And because I wrote the database code earlier, I know that handleAdd just needs to have a reference to the database object so it can perform the insert. Recall that this function is inside the InputProcessor class, which I defined to take a Database reference, like this:

class InputProcessor(db: Database)

So now handleAdd has access to this db reference.

This is one situation where it’s acceptable for a function to have a side door: when that function is declared inside a class that has a reference like this. (However, if you don’t like this, there are other ways to write this code to make sure a Database reference is passed in through the function’s front door (i.e., its input parameter list)).

Getting back to the handleAdd function, I know that (a) I want to call the insert function on the db reference, and (b) it returns a Try[Unit]. So now I write handleAdd like this:

def handleAdd(taskName: String): Try[Unit] =

At this point, this case code in the match expression inside the handleUserInput function could be the end of the case:

case add if add.startsWith("a ") => 

However, because I know from testing the application that I want to see what my tasks look like after I issue my add command, I know that I also need to run the “view” function now. Therefore, I add it after handleAdd:

case add if add.startsWith("a ") => 

And because handleView returns Try[Unit], the return type of this case matches the return type of handleUserInput. So now handleUserInput has these cases in its match expression:

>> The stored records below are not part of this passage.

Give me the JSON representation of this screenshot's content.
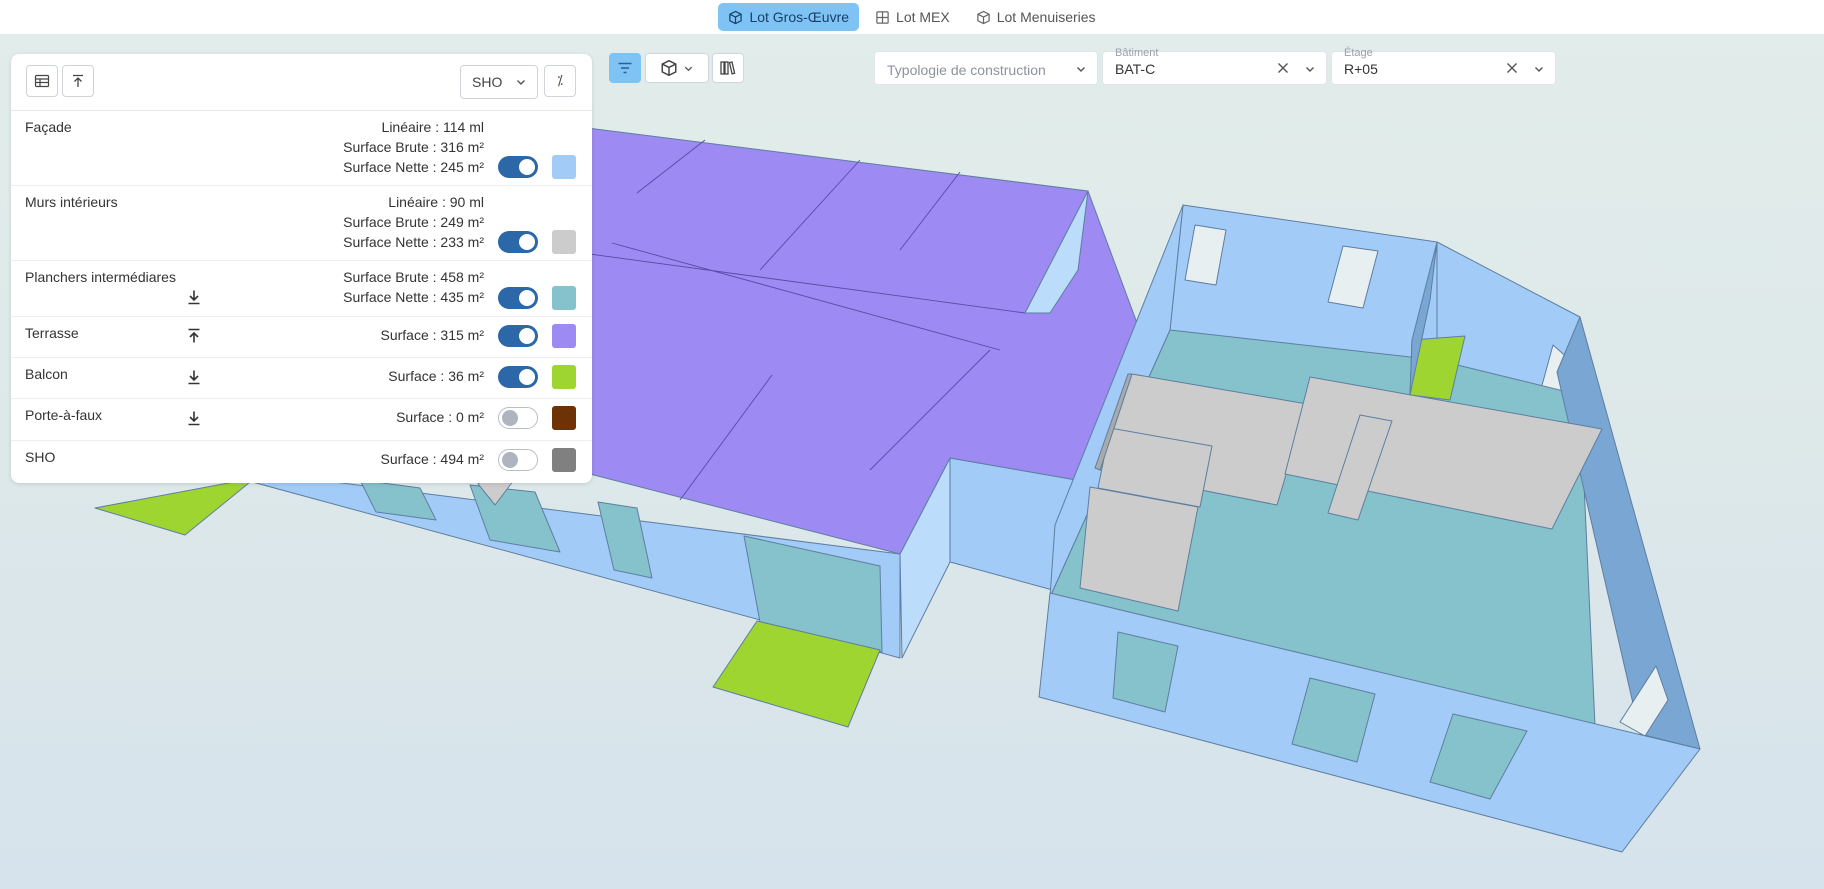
{
  "tabs": [
    {
      "label": "Lot Gros-Œuvre",
      "active": true,
      "icon": "cube-icon"
    },
    {
      "label": "Lot MEX",
      "active": false,
      "icon": "grid-icon"
    },
    {
      "label": "Lot Menuiseries",
      "active": false,
      "icon": "cube-icon"
    }
  ],
  "panel": {
    "select_value": "SHO",
    "percent_glyph": "⁒",
    "rows": [
      {
        "label": "Façade",
        "metrics": [
          "Linéaire : 114 ml",
          "Surface Brute : 316 m²",
          "Surface Nette : 245 m²"
        ],
        "toggle": true,
        "color": "#a3cbf8",
        "extra": ""
      },
      {
        "label": "Murs intérieurs",
        "metrics": [
          "Linéaire : 90 ml",
          "Surface Brute : 249 m²",
          "Surface Nette : 233 m²"
        ],
        "toggle": true,
        "color": "#cccccc",
        "extra": ""
      },
      {
        "label": "Planchers intermédiares",
        "metrics": [
          "Surface Brute : 458 m²",
          "Surface Nette : 435 m²"
        ],
        "toggle": true,
        "color": "#86c2cc",
        "extra": "download-icon"
      },
      {
        "label": "Terrasse",
        "metrics": [
          "Surface : 315 m²"
        ],
        "toggle": true,
        "color": "#9d8af2",
        "extra": "upload-icon"
      },
      {
        "label": "Balcon",
        "metrics": [
          "Surface : 36 m²"
        ],
        "toggle": true,
        "color": "#9fd531",
        "extra": "download-icon"
      },
      {
        "label": "Porte-à-faux",
        "metrics": [
          "Surface : 0 m²"
        ],
        "toggle": false,
        "color": "#6d3205",
        "extra": "download-icon"
      },
      {
        "label": "SHO",
        "metrics": [
          "Surface : 494 m²"
        ],
        "toggle": false,
        "color": "#808080",
        "extra": ""
      }
    ]
  },
  "filters": {
    "typologie": {
      "placeholder": "Typologie de construction"
    },
    "batiment": {
      "label": "Bâtiment",
      "value": "BAT-C"
    },
    "etage": {
      "label": "Étage",
      "value": "R+05"
    }
  },
  "colors": {
    "facade": "#a3cbf8",
    "facade_dark": "#7aa6d4",
    "terrasse": "#9d8af2",
    "plancher": "#86c2cc",
    "balcon": "#9fd531",
    "murs": "#cccccc",
    "accent": "#7fc3f4"
  }
}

def handleUserInput(input: String): Try[Unit] = input match
    case "q" => 
    case "h" => 
    case "v" | "l" => 
    case add if add.startsWith("a ") =>     // <== THE NEW CODE
    // more cases here ...